“I’m glad [that] if this was going to happen, it happened now for [Wieters’s] sake,” Baker said. “And it happened now for Norris’s sake, to see exactly [what’s out there] because there’s always somebody out there that needs a front-line catcher.”
The Nationals acquired Norris from the San Diego Padres for a low-level minor league pitcher and were content with him as their starter. But they ultimately decided that Wieters, a switch-hitting four-time all-star with the Baltimore Orioles, was worth a $10 million investment. Norris was informed of the pending signing Tuesday morning, before it surfaced on social media.
“We signed a guy who obviously struggled to sign with a team, and they saw an opportunity where maybe they got a cheaper price tag than they initially sought out,” Norris said. “He’s an established guy.”
When they acquired Norris, the Nationals said they viewed him as a strong bounce-back candidate after a dismal 2016 in which he had the lowest batting average (.186) and third-lowest on-base-plus-slugging percentage (.583) among the 268 major leaguers with at least 300 plate appearances. He was an all-star with the Athletics in 2014, when he batted .270 with a .763 OPS. The Nationals believed he was closer to the 2014 version than the 2016 one at a decent $4.2 million price tag.
But Wieters’s addition makes Norris expendable, and Washington could use him as trade bait, perhaps to address their need at the back end of the bullpen. It would not be the first time Washington has traded Norris; the Nationals sent Norris, their 2007 fourth-round draft pick, to the Athletics in December 2011 as part of the package for Gio Gonzalez.
“As of now, still trying to earn a job,” Norris said. “I’m still going to fight for a starting job. I don’t care if it’s Pudge Rodriguez in the prime of his career or Yadier [Molina] or Matt Wieters. As of now, I’m still competing for a starting job. I’m trying to help a team win, and whatever transpires transpires.”
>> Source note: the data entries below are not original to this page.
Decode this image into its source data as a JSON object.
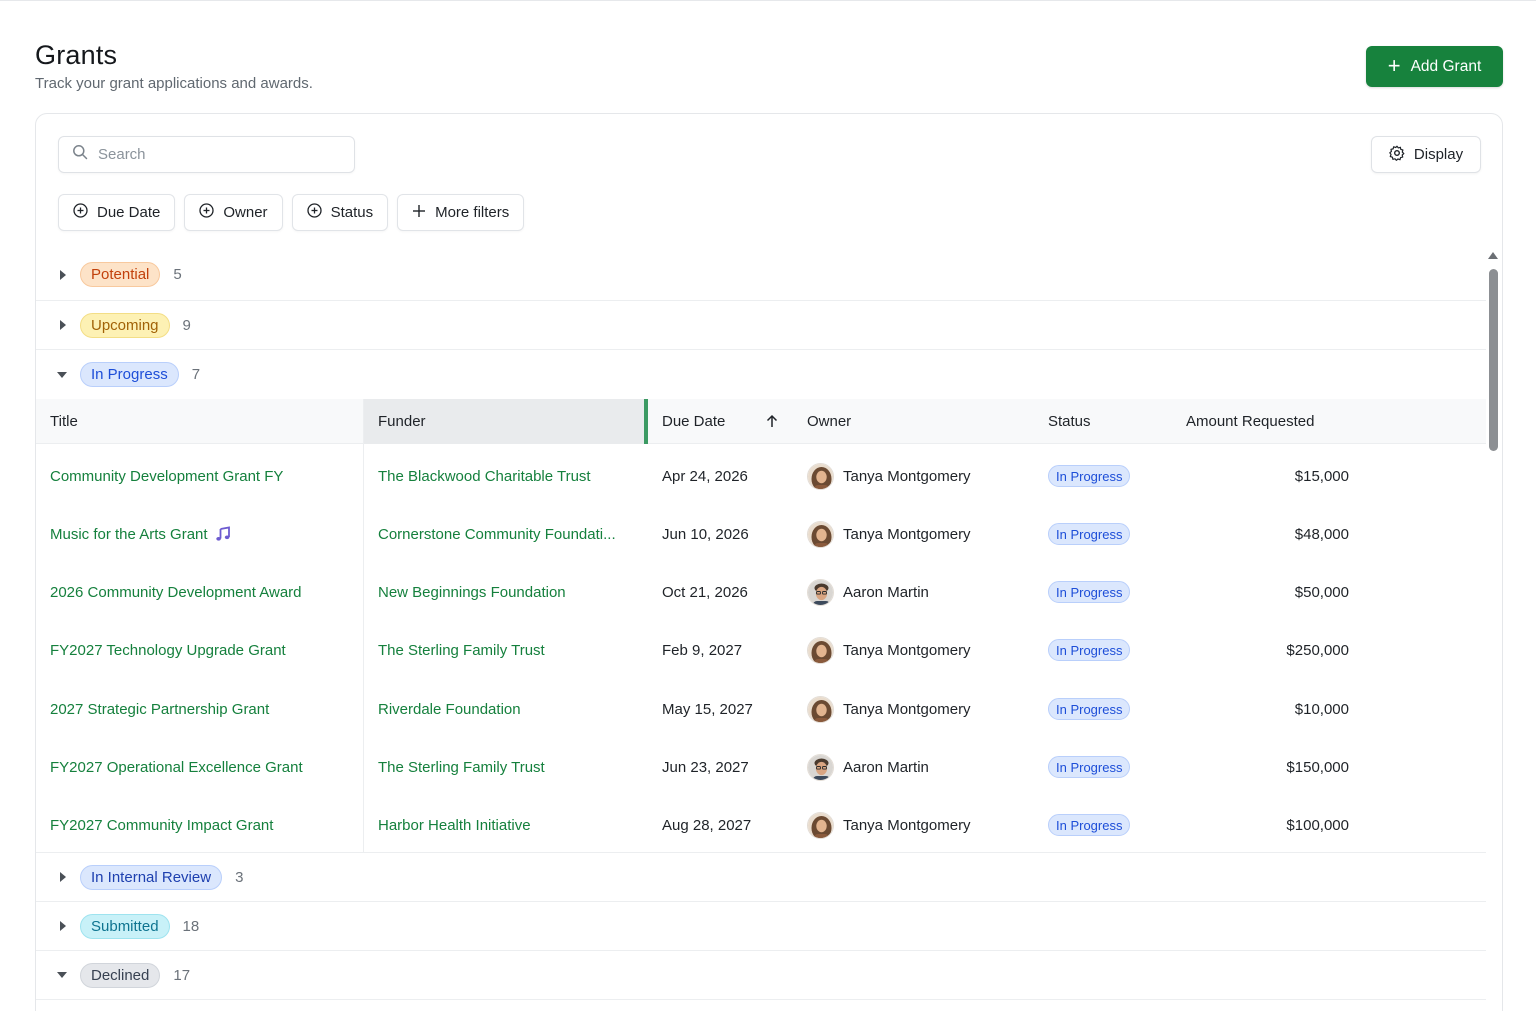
{
  "header": {
    "title": "Grants",
    "subtitle": "Track your grant applications and awards.",
    "add_label": "Add Grant"
  },
  "toolbar": {
    "search_placeholder": "Search",
    "display_label": "Display"
  },
  "filters": [
    {
      "label": "Due Date",
      "icon": "plus-circle-icon"
    },
    {
      "label": "Owner",
      "icon": "plus-circle-icon"
    },
    {
      "label": "Status",
      "icon": "plus-circle-icon"
    },
    {
      "label": "More filters",
      "icon": "plus-icon"
    }
  ],
  "groups": [
    {
      "label": "Potential",
      "count": "5",
      "expanded": false,
      "color": "#c2410c"
    },
    {
      "label": "Upcoming",
      "count": "9",
      "expanded": false,
      "color": "#a16207"
    },
    {
      "label": "In Progress",
      "count": "7",
      "expanded": true,
      "color": "#1d4ed8"
    },
    {
      "label": "In Internal Review",
      "count": "3",
      "expanded": false,
      "color": "#1e40af"
    },
    {
      "label": "Submitted",
      "count": "18",
      "expanded": false,
      "color": "#0e7490"
    },
    {
      "label": "Declined",
      "count": "17",
      "expanded": true,
      "color": "#374151"
    }
  ],
  "table": {
    "columns": [
      "Title",
      "Funder",
      "Due Date",
      "Owner",
      "Status",
      "Amount Requested"
    ],
    "sort": {
      "column": "Due Date",
      "direction": "ascending",
      "icon": "arrow-up-icon"
    },
    "rows": [
      {
        "title": "Community Development Grant FY",
        "funder": "The Blackwood Charitable Trust",
        "due": "Apr 24, 2026",
        "owner": "Tanya Montgomery",
        "status": "In Progress",
        "amount": "$15,000"
      },
      {
        "title": "Music for the Arts Grant",
        "title_icon": "music-note-icon",
        "funder": "Cornerstone Community Foundati...",
        "due": "Jun 10, 2026",
        "owner": "Tanya Montgomery",
        "status": "In Progress",
        "amount": "$48,000"
      },
      {
        "title": "2026 Community Development Award",
        "funder": "New Beginnings Foundation",
        "due": "Oct 21, 2026",
        "owner": "Aaron Martin",
        "status": "In Progress",
        "amount": "$50,000"
      },
      {
        "title": "FY2027 Technology Upgrade Grant",
        "funder": "The Sterling Family Trust",
        "due": "Feb 9, 2027",
        "owner": "Tanya Montgomery",
        "status": "In Progress",
        "amount": "$250,000"
      },
      {
        "title": "2027 Strategic Partnership Grant",
        "funder": "Riverdale Foundation",
        "due": "May 15, 2027",
        "owner": "Tanya Montgomery",
        "status": "In Progress",
        "amount": "$10,000"
      },
      {
        "title": "FY2027 Operational Excellence Grant",
        "funder": "The Sterling Family Trust",
        "due": "Jun 23, 2027",
        "owner": "Aaron Martin",
        "status": "In Progress",
        "amount": "$150,000"
      },
      {
        "title": "FY2027 Community Impact Grant",
        "funder": "Harbor Health Initiative",
        "due": "Aug 28, 2027",
        "owner": "Tanya Montgomery",
        "status": "In Progress",
        "amount": "$100,000"
      }
    ]
  },
  "colors": {
    "brand": "#17823d",
    "link": "#15803d",
    "accent_border": "#3b9a63"
  }
}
Then again, the Nationals don’t have to trade Norris because he has two minor league options remaining, as does Pedro Severino. Jose Lobaton doesn’t have any left. They could trade the veteran Lobaton, put Severino in the minors, and keep Norris as the backup. The Nationals, however, are built to win in 2017 and flipping Norris, a proven starter in his prime, to improve another area could yield a quality return without having a $4.2 million player on the bench or in the minors.
“There’s a chance of [him staying], too, and we urged him to work hard,” Baker said. “You don’t know. What if Wieters comes in and gets hurt right away? You never, ever know. That’s a very volatile position. But you don’t want to have him waiting and as an insurance guy either, waiting around for him to get hurt because that’s not right. He’s a stand-up guy and knows that somebody is always watching you out there.”